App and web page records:

————————

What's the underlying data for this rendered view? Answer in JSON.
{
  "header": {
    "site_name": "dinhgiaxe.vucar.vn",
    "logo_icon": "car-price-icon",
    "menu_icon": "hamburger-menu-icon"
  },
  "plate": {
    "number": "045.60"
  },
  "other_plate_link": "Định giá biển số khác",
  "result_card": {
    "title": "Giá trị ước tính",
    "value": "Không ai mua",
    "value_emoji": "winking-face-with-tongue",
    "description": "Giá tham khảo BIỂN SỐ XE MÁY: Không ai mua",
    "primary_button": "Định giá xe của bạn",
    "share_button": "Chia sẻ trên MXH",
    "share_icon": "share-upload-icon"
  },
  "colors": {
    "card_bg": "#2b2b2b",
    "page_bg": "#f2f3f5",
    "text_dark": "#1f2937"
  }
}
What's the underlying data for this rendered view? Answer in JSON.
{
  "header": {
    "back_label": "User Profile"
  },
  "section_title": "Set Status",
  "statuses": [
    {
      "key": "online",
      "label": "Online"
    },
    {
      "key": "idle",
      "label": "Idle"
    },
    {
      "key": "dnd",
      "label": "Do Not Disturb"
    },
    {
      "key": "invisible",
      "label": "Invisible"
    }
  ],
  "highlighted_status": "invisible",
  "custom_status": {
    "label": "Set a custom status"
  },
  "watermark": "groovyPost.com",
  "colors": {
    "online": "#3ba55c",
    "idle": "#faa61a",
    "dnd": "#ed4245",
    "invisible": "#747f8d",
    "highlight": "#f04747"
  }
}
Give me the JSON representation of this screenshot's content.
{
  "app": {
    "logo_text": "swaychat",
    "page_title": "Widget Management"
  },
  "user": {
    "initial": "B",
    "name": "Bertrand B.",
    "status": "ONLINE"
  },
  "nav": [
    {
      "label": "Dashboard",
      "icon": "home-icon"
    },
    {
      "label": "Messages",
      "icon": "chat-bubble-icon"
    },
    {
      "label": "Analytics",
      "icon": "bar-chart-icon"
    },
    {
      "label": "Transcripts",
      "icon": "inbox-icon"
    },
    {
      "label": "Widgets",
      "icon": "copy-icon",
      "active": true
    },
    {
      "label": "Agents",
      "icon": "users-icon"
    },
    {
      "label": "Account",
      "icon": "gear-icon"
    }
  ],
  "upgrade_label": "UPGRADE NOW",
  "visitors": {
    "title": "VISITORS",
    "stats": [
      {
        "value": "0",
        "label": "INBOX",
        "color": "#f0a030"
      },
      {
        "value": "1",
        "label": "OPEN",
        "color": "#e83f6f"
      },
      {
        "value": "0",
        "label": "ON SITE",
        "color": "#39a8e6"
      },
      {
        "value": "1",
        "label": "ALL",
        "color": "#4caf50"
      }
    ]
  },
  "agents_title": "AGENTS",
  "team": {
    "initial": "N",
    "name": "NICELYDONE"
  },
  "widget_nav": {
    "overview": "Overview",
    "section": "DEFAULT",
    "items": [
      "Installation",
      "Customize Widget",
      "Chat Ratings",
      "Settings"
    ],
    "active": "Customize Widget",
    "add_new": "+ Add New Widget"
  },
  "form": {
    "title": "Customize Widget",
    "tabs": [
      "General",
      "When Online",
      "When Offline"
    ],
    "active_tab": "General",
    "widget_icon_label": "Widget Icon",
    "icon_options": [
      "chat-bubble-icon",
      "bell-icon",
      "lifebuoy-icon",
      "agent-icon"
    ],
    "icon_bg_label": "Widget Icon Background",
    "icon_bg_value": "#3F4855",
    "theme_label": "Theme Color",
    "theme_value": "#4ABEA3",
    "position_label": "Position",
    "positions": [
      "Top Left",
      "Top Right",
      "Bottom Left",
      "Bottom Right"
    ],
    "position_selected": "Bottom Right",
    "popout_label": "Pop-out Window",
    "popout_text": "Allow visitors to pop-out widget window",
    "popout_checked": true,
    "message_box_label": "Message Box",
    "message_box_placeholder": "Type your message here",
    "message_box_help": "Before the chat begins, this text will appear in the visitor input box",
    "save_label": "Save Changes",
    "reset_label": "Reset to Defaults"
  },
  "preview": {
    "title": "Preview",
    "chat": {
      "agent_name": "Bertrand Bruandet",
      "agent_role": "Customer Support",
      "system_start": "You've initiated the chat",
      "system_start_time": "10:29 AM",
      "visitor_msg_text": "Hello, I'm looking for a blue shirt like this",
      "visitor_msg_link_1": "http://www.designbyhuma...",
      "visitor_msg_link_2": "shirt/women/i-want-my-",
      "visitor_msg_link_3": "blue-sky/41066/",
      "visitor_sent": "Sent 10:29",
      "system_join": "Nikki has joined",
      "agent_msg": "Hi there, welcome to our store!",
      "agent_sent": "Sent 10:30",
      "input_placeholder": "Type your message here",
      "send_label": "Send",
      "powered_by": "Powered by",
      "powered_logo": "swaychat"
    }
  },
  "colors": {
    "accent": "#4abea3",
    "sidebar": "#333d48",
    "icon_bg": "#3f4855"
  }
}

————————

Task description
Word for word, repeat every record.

Problem solution
What's the underlying data for this rendered view? Answer in JSON.
{
  "header": {
    "site_name": "dinhgiaxe.vucar.vn",
    "logo_icon": "car-price-icon",
    "menu_icon": "hamburger-menu-icon"
  },
  "plate": {
    "number": "045.60"
  },
  "other_plate_link": "Định giá biển số khác",
  "result_card": {
    "title": "Giá trị ước tính",
    "value": "Không ai mua",
    "value_emoji": "winking-face-with-tongue",
    "description": "Giá tham khảo BIỂN SỐ XE MÁY: Không ai mua",
    "primary_button": "Định giá xe của bạn",
    "share_button": "Chia sẻ trên MXH",
    "share_icon": "share-upload-icon"
  },
  "colors": {
    "card_bg": "#2b2b2b",
    "page_bg": "#f2f3f5",
    "text_dark": "#1f2937"
  }
}
What's the underlying data for this rendered view? Answer in JSON.
{
  "header": {
    "back_label": "User Profile"
  },
  "section_title": "Set Status",
  "statuses": [
    {
      "key": "online",
      "label": "Online"
    },
    {
      "key": "idle",
      "label": "Idle"
    },
    {
      "key": "dnd",
      "label": "Do Not Disturb"
    },
    {
      "key": "invisible",
      "label": "Invisible"
    }
  ],
  "highlighted_status": "invisible",
  "custom_status": {
    "label": "Set a custom status"
  },
  "watermark": "groovyPost.com",
  "colors": {
    "online": "#3ba55c",
    "idle": "#faa61a",
    "dnd": "#ed4245",
    "invisible": "#747f8d",
    "highlight": "#f04747"
  }
}
Give me the JSON representation of this screenshot's content.
{
  "app": {
    "logo_text": "swaychat",
    "page_title": "Widget Management"
  },
  "user": {
    "initial": "B",
    "name": "Bertrand B.",
    "status": "ONLINE"
  },
  "nav": [
    {
      "label": "Dashboard",
      "icon": "home-icon"
    },
    {
      "label": "Messages",
      "icon": "chat-bubble-icon"
    },
    {
      "label": "Analytics",
      "icon": "bar-chart-icon"
    },
    {
      "label": "Transcripts",
      "icon": "inbox-icon"
    },
    {
      "label": "Widgets",
      "icon": "copy-icon",
      "active": true
    },
    {
      "label": "Agents",
      "icon": "users-icon"
    },
    {
      "label": "Account",
      "icon": "gear-icon"
    }
  ],
  "upgrade_label": "UPGRADE NOW",
  "visitors": {
    "title": "VISITORS",
    "stats": [
      {
        "value": "0",
        "label": "INBOX",
        "color": "#f0a030"
      },
      {
        "value": "1",
        "label": "OPEN",
        "color": "#e83f6f"
      },
      {
        "value": "0",
        "label": "ON SITE",
        "color": "#39a8e6"
      },
      {
        "value": "1",
        "label": "ALL",
        "color": "#4caf50"
      }
    ]
  },
  "agents_title": "AGENTS",
  "team": {
    "initial": "N",
    "name": "NICELYDONE"
  },
  "widget_nav": {
    "overview": "Overview",
    "section": "DEFAULT",
    "items": [
      "Installation",
      "Customize Widget",
      "Chat Ratings",
      "Settings"
    ],
    "active": "Customize Widget",
    "add_new": "+ Add New Widget"
  },
  "form": {
    "title": "Customize Widget",
    "tabs": [
      "General",
      "When Online",
      "When Offline"
    ],
    "active_tab": "General",
    "widget_icon_label": "Widget Icon",
    "icon_options": [
      "chat-bubble-icon",
      "bell-icon",
      "lifebuoy-icon",
      "agent-icon"
    ],
    "icon_bg_label": "Widget Icon Background",
    "icon_bg_value": "#3F4855",
    "theme_label": "Theme Color",
    "theme_value": "#4ABEA3",
    "position_label": "Position",
    "positions": [
      "Top Left",
      "Top Right",
      "Bottom Left",
      "Bottom Right"
    ],
    "position_selected": "Bottom Right",
    "popout_label": "Pop-out Window",
    "popout_text": "Allow visitors to pop-out widget window",
    "popout_checked": true,
    "message_box_label": "Message Box",
    "message_box_placeholder": "Type your message here",
    "message_box_help": "Before the chat begins, this text will appear in the visitor input box",
    "save_label": "Save Changes",
    "reset_label": "Reset to Defaults"
  },
  "preview": {
    "title": "Preview",
    "chat": {
      "agent_name": "Bertrand Bruandet",
      "agent_role": "Customer Support",
      "system_start": "You've initiated the chat",
      "system_start_time": "10:29 AM",
      "visitor_msg_text": "Hello, I'm looking for a blue shirt like this",
      "visitor_msg_link_1": "http://www.designbyhuma...",
      "visitor_msg_link_2": "shirt/women/i-want-my-",
      "visitor_msg_link_3": "blue-sky/41066/",
      "visitor_sent": "Sent 10:29",
      "system_join": "Nikki has joined",
      "agent_msg": "Hi there, welcome to our store!",
      "agent_sent": "Sent 10:30",
      "input_placeholder": "Type your message here",
      "send_label": "Send",
      "powered_by": "Powered by",
      "powered_logo": "swaychat"
    }
  },
  "colors": {
    "accent": "#4abea3",
    "sidebar": "#333d48",
    "icon_bg": "#3f4855"
  }
}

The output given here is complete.